[EXERCISE INPUTS Boundary: Start]
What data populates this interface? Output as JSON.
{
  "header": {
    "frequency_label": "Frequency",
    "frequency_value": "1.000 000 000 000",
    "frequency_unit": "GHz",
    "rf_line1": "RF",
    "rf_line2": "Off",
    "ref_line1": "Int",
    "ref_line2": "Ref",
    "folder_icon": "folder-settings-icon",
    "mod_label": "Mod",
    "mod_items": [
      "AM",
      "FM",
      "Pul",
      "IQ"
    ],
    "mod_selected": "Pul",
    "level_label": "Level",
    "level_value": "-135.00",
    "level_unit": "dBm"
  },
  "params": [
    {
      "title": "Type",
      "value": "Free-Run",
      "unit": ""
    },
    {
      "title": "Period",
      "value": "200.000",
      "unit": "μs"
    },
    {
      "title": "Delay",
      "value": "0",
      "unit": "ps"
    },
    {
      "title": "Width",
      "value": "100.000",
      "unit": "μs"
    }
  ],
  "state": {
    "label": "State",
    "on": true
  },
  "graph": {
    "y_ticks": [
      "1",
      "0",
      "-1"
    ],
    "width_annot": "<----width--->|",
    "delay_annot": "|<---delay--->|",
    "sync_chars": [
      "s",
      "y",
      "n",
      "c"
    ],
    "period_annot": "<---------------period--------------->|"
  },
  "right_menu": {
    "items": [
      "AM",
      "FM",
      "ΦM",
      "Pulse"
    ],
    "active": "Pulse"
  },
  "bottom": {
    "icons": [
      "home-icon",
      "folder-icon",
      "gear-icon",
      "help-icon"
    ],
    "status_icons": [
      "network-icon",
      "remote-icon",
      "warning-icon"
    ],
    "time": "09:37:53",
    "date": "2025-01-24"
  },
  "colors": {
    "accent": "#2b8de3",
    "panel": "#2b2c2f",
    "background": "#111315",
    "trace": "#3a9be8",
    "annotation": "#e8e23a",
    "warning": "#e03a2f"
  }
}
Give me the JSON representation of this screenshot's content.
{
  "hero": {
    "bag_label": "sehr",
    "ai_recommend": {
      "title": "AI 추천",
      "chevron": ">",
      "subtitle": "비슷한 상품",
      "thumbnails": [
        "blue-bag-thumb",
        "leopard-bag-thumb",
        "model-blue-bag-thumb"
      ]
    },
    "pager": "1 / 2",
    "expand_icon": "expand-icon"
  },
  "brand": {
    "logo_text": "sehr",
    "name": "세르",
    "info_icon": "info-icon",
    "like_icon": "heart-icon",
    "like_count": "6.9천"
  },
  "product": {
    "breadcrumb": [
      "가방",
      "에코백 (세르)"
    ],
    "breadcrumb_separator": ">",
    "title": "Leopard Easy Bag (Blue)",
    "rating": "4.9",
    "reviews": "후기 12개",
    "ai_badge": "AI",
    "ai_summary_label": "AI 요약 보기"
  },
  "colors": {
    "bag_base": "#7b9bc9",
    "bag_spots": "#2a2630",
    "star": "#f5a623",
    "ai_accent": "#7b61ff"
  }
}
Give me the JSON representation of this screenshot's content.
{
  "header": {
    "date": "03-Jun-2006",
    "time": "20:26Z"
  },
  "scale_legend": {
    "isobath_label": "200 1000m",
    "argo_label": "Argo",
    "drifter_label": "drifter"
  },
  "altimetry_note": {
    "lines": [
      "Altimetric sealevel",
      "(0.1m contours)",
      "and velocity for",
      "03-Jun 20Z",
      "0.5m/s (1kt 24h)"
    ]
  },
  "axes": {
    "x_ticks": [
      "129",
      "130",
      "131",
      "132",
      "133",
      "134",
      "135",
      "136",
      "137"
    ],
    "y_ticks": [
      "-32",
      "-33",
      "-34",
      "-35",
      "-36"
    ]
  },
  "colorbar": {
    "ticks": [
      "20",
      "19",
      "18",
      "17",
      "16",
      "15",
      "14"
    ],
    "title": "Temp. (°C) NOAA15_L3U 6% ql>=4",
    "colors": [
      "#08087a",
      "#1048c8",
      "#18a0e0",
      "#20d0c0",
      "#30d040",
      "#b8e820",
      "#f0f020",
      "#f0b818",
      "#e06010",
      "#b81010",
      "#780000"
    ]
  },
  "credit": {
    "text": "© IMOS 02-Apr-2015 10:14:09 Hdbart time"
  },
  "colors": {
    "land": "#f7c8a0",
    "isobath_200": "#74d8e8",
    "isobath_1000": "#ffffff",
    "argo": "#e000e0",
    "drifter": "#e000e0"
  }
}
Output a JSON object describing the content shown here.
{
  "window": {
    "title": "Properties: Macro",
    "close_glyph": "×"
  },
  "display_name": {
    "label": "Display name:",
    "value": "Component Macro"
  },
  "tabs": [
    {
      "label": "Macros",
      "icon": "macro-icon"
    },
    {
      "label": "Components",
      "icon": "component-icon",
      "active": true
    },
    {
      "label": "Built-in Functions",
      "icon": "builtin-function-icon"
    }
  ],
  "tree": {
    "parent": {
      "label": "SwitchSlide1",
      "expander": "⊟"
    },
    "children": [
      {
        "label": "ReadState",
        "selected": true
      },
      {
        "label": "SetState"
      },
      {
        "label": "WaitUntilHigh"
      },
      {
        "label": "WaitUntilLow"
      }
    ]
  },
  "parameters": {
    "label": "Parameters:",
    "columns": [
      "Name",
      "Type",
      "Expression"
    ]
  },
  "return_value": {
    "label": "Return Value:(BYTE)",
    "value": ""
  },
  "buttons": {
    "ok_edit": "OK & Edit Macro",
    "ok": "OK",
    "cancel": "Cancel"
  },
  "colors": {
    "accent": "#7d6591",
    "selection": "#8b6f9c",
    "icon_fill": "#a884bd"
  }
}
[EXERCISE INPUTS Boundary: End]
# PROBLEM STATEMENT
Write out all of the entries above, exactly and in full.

# TASK RESULT
What data populates this interface? Output as JSON.
{
  "header": {
    "frequency_label": "Frequency",
    "frequency_value": "1.000 000 000 000",
    "frequency_unit": "GHz",
    "rf_line1": "RF",
    "rf_line2": "Off",
    "ref_line1": "Int",
    "ref_line2": "Ref",
    "folder_icon": "folder-settings-icon",
    "mod_label": "Mod",
    "mod_items": [
      "AM",
      "FM",
      "Pul",
      "IQ"
    ],
    "mod_selected": "Pul",
    "level_label": "Level",
    "level_value": "-135.00",
    "level_unit": "dBm"
  },
  "params": [
    {
      "title": "Type",
      "value": "Free-Run",
      "unit": ""
    },
    {
      "title": "Period",
      "value": "200.000",
      "unit": "μs"
    },
    {
      "title": "Delay",
      "value": "0",
      "unit": "ps"
    },
    {
      "title": "Width",
      "value": "100.000",
      "unit": "μs"
    }
  ],
  "state": {
    "label": "State",
    "on": true
  },
  "graph": {
    "y_ticks": [
      "1",
      "0",
      "-1"
    ],
    "width_annot": "<----width--->|",
    "delay_annot": "|<---delay--->|",
    "sync_chars": [
      "s",
      "y",
      "n",
      "c"
    ],
    "period_annot": "<---------------period--------------->|"
  },
  "right_menu": {
    "items": [
      "AM",
      "FM",
      "ΦM",
      "Pulse"
    ],
    "active": "Pulse"
  },
  "bottom": {
    "icons": [
      "home-icon",
      "folder-icon",
      "gear-icon",
      "help-icon"
    ],
    "status_icons": [
      "network-icon",
      "remote-icon",
      "warning-icon"
    ],
    "time": "09:37:53",
    "date": "2025-01-24"
  },
  "colors": {
    "accent": "#2b8de3",
    "panel": "#2b2c2f",
    "background": "#111315",
    "trace": "#3a9be8",
    "annotation": "#e8e23a",
    "warning": "#e03a2f"
  }
}
Give me the JSON representation of this screenshot's content.
{
  "hero": {
    "bag_label": "sehr",
    "ai_recommend": {
      "title": "AI 추천",
      "chevron": ">",
      "subtitle": "비슷한 상품",
      "thumbnails": [
        "blue-bag-thumb",
        "leopard-bag-thumb",
        "model-blue-bag-thumb"
      ]
    },
    "pager": "1 / 2",
    "expand_icon": "expand-icon"
  },
  "brand": {
    "logo_text": "sehr",
    "name": "세르",
    "info_icon": "info-icon",
    "like_icon": "heart-icon",
    "like_count": "6.9천"
  },
  "product": {
    "breadcrumb": [
      "가방",
      "에코백 (세르)"
    ],
    "breadcrumb_separator": ">",
    "title": "Leopard Easy Bag (Blue)",
    "rating": "4.9",
    "reviews": "후기 12개",
    "ai_badge": "AI",
    "ai_summary_label": "AI 요약 보기"
  },
  "colors": {
    "bag_base": "#7b9bc9",
    "bag_spots": "#2a2630",
    "star": "#f5a623",
    "ai_accent": "#7b61ff"
  }
}
Give me the JSON representation of this screenshot's content.
{
  "header": {
    "date": "03-Jun-2006",
    "time": "20:26Z"
  },
  "scale_legend": {
    "isobath_label": "200 1000m",
    "argo_label": "Argo",
    "drifter_label": "drifter"
  },
  "altimetry_note": {
    "lines": [
      "Altimetric sealevel",
      "(0.1m contours)",
      "and velocity for",
      "03-Jun 20Z",
      "0.5m/s (1kt 24h)"
    ]
  },
  "axes": {
    "x_ticks": [
      "129",
      "130",
      "131",
      "132",
      "133",
      "134",
      "135",
      "136",
      "137"
    ],
    "y_ticks": [
      "-32",
      "-33",
      "-34",
      "-35",
      "-36"
    ]
  },
  "colorbar": {
    "ticks": [
      "20",
      "19",
      "18",
      "17",
      "16",
      "15",
      "14"
    ],
    "title": "Temp. (°C) NOAA15_L3U 6% ql>=4",
    "colors": [
      "#08087a",
      "#1048c8",
      "#18a0e0",
      "#20d0c0",
      "#30d040",
      "#b8e820",
      "#f0f020",
      "#f0b818",
      "#e06010",
      "#b81010",
      "#780000"
    ]
  },
  "credit": {
    "text": "© IMOS 02-Apr-2015 10:14:09 Hdbart time"
  },
  "colors": {
    "land": "#f7c8a0",
    "isobath_200": "#74d8e8",
    "isobath_1000": "#ffffff",
    "argo": "#e000e0",
    "drifter": "#e000e0"
  }
}
Output a JSON object describing the content shown here.
{
  "window": {
    "title": "Properties: Macro",
    "close_glyph": "×"
  },
  "display_name": {
    "label": "Display name:",
    "value": "Component Macro"
  },
  "tabs": [
    {
      "label": "Macros",
      "icon": "macro-icon"
    },
    {
      "label": "Components",
      "icon": "component-icon",
      "active": true
    },
    {
      "label": "Built-in Functions",
      "icon": "builtin-function-icon"
    }
  ],
  "tree": {
    "parent": {
      "label": "SwitchSlide1",
      "expander": "⊟"
    },
    "children": [
      {
        "label": "ReadState",
        "selected": true
      },
      {
        "label": "SetState"
      },
      {
        "label": "WaitUntilHigh"
      },
      {
        "label": "WaitUntilLow"
      }
    ]
  },
  "parameters": {
    "label": "Parameters:",
    "columns": [
      "Name",
      "Type",
      "Expression"
    ]
  },
  "return_value": {
    "label": "Return Value:(BYTE)",
    "value": ""
  },
  "buttons": {
    "ok_edit": "OK & Edit Macro",
    "ok": "OK",
    "cancel": "Cancel"
  },
  "colors": {
    "accent": "#7d6591",
    "selection": "#8b6f9c",
    "icon_fill": "#a884bd"
  }
}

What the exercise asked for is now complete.